▶ [Problem description]: Each line of the data below must be reproduced without any change.

Web page and app entries:
-- Opening Marker --
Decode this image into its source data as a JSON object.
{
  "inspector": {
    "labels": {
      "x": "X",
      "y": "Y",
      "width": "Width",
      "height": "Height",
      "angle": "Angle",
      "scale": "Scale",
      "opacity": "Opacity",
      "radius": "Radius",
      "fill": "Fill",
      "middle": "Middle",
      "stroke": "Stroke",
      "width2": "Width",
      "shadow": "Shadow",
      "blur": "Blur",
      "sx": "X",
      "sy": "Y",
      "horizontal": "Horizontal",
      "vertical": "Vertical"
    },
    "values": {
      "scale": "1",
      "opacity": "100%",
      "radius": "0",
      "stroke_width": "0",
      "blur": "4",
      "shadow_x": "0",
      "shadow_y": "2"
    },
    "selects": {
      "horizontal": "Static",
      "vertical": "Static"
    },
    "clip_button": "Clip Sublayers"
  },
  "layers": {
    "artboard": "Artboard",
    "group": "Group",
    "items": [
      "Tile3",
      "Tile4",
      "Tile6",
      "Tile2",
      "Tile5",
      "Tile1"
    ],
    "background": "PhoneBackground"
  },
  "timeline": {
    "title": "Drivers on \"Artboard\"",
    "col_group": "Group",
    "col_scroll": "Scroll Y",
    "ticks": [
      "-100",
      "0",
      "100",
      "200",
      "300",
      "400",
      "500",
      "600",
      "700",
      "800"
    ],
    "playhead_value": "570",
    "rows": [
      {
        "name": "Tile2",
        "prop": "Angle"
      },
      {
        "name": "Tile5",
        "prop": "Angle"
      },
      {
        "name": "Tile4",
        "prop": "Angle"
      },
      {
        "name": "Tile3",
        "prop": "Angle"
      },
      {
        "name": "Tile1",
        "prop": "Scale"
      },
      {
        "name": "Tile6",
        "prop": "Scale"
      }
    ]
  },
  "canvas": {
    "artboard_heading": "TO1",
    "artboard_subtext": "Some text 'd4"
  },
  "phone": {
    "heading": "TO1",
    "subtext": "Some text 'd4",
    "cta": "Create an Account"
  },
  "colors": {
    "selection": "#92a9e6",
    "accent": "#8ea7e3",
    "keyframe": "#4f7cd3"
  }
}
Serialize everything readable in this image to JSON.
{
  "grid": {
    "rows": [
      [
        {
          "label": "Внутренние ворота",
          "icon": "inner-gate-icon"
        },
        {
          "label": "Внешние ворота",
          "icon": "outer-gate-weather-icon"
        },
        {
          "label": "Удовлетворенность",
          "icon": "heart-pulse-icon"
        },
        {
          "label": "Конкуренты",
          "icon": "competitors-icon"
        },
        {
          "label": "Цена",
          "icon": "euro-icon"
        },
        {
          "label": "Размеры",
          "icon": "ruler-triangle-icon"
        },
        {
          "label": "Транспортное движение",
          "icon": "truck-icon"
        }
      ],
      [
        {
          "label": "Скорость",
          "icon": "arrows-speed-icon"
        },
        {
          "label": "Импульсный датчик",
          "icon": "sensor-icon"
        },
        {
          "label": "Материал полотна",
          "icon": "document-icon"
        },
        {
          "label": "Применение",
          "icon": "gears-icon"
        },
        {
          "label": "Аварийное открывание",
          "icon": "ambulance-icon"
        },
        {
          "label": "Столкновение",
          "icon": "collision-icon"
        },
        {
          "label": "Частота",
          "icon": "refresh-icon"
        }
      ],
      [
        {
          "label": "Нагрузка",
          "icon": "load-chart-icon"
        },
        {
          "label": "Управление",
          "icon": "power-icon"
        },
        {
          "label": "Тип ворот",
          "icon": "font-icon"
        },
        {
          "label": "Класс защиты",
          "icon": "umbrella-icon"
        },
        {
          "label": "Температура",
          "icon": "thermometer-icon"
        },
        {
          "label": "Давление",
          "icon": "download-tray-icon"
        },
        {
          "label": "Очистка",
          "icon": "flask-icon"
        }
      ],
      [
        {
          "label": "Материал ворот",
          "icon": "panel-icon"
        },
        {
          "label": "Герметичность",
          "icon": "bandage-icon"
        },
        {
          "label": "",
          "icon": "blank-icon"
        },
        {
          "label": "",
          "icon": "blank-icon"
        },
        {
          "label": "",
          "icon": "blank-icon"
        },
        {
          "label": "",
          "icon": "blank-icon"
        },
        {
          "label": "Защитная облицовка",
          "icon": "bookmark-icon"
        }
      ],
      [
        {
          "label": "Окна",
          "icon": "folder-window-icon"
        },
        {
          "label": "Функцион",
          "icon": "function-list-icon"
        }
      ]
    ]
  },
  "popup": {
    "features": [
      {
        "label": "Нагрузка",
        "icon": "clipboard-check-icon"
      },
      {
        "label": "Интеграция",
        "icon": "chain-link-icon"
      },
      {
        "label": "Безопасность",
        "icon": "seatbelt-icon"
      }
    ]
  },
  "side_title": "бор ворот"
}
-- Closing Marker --
▶ [Result of this task]:
Decode this image into its source data as a JSON object.
{
  "inspector": {
    "labels": {
      "x": "X",
      "y": "Y",
      "width": "Width",
      "height": "Height",
      "angle": "Angle",
      "scale": "Scale",
      "opacity": "Opacity",
      "radius": "Radius",
      "fill": "Fill",
      "middle": "Middle",
      "stroke": "Stroke",
      "width2": "Width",
      "shadow": "Shadow",
      "blur": "Blur",
      "sx": "X",
      "sy": "Y",
      "horizontal": "Horizontal",
      "vertical": "Vertical"
    },
    "values": {
      "scale": "1",
      "opacity": "100%",
      "radius": "0",
      "stroke_width": "0",
      "blur": "4",
      "shadow_x": "0",
      "shadow_y": "2"
    },
    "selects": {
      "horizontal": "Static",
      "vertical": "Static"
    },
    "clip_button": "Clip Sublayers"
  },
  "layers": {
    "artboard": "Artboard",
    "group": "Group",
    "items": [
      "Tile3",
      "Tile4",
      "Tile6",
      "Tile2",
      "Tile5",
      "Tile1"
    ],
    "background": "PhoneBackground"
  },
  "timeline": {
    "title": "Drivers on \"Artboard\"",
    "col_group": "Group",
    "col_scroll": "Scroll Y",
    "ticks": [
      "-100",
      "0",
      "100",
      "200",
      "300",
      "400",
      "500",
      "600",
      "700",
      "800"
    ],
    "playhead_value": "570",
    "rows": [
      {
        "name": "Tile2",
        "prop": "Angle"
      },
      {
        "name": "Tile5",
        "prop": "Angle"
      },
      {
        "name": "Tile4",
        "prop": "Angle"
      },
      {
        "name": "Tile3",
        "prop": "Angle"
      },
      {
        "name": "Tile1",
        "prop": "Scale"
      },
      {
        "name": "Tile6",
        "prop": "Scale"
      }
    ]
  },
  "canvas": {
    "artboard_heading": "TO1",
    "artboard_subtext": "Some text 'd4"
  },
  "phone": {
    "heading": "TO1",
    "subtext": "Some text 'd4",
    "cta": "Create an Account"
  },
  "colors": {
    "selection": "#92a9e6",
    "accent": "#8ea7e3",
    "keyframe": "#4f7cd3"
  }
}
Serialize everything readable in this image to JSON.
{
  "grid": {
    "rows": [
      [
        {
          "label": "Внутренние ворота",
          "icon": "inner-gate-icon"
        },
        {
          "label": "Внешние ворота",
          "icon": "outer-gate-weather-icon"
        },
        {
          "label": "Удовлетворенность",
          "icon": "heart-pulse-icon"
        },
        {
          "label": "Конкуренты",
          "icon": "competitors-icon"
        },
        {
          "label": "Цена",
          "icon": "euro-icon"
        },
        {
          "label": "Размеры",
          "icon": "ruler-triangle-icon"
        },
        {
          "label": "Транспортное движение",
          "icon": "truck-icon"
        }
      ],
      [
        {
          "label": "Скорость",
          "icon": "arrows-speed-icon"
        },
        {
          "label": "Импульсный датчик",
          "icon": "sensor-icon"
        },
        {
          "label": "Материал полотна",
          "icon": "document-icon"
        },
        {
          "label": "Применение",
          "icon": "gears-icon"
        },
        {
          "label": "Аварийное открывание",
          "icon": "ambulance-icon"
        },
        {
          "label": "Столкновение",
          "icon": "collision-icon"
        },
        {
          "label": "Частота",
          "icon": "refresh-icon"
        }
      ],
      [
        {
          "label": "Нагрузка",
          "icon": "load-chart-icon"
        },
        {
          "label": "Управление",
          "icon": "power-icon"
        },
        {
          "label": "Тип ворот",
          "icon": "font-icon"
        },
        {
          "label": "Класс защиты",
          "icon": "umbrella-icon"
        },
        {
          "label": "Температура",
          "icon": "thermometer-icon"
        },
        {
          "label": "Давление",
          "icon": "download-tray-icon"
        },
        {
          "label": "Очистка",
          "icon": "flask-icon"
        }
      ],
      [
        {
          "label": "Материал ворот",
          "icon": "panel-icon"
        },
        {
          "label": "Герметичность",
          "icon": "bandage-icon"
        },
        {
          "label": "",
          "icon": "blank-icon"
        },
        {
          "label": "",
          "icon": "blank-icon"
        },
        {
          "label": "",
          "icon": "blank-icon"
        },
        {
          "label": "",
          "icon": "blank-icon"
        },
        {
          "label": "Защитная облицовка",
          "icon": "bookmark-icon"
        }
      ],
      [
        {
          "label": "Окна",
          "icon": "folder-window-icon"
        },
        {
          "label": "Функцион",
          "icon": "function-list-icon"
        }
      ]
    ]
  },
  "popup": {
    "features": [
      {
        "label": "Нагрузка",
        "icon": "clipboard-check-icon"
      },
      {
        "label": "Интеграция",
        "icon": "chain-link-icon"
      },
      {
        "label": "Безопасность",
        "icon": "seatbelt-icon"
      }
    ]
  },
  "side_title": "бор ворот"
}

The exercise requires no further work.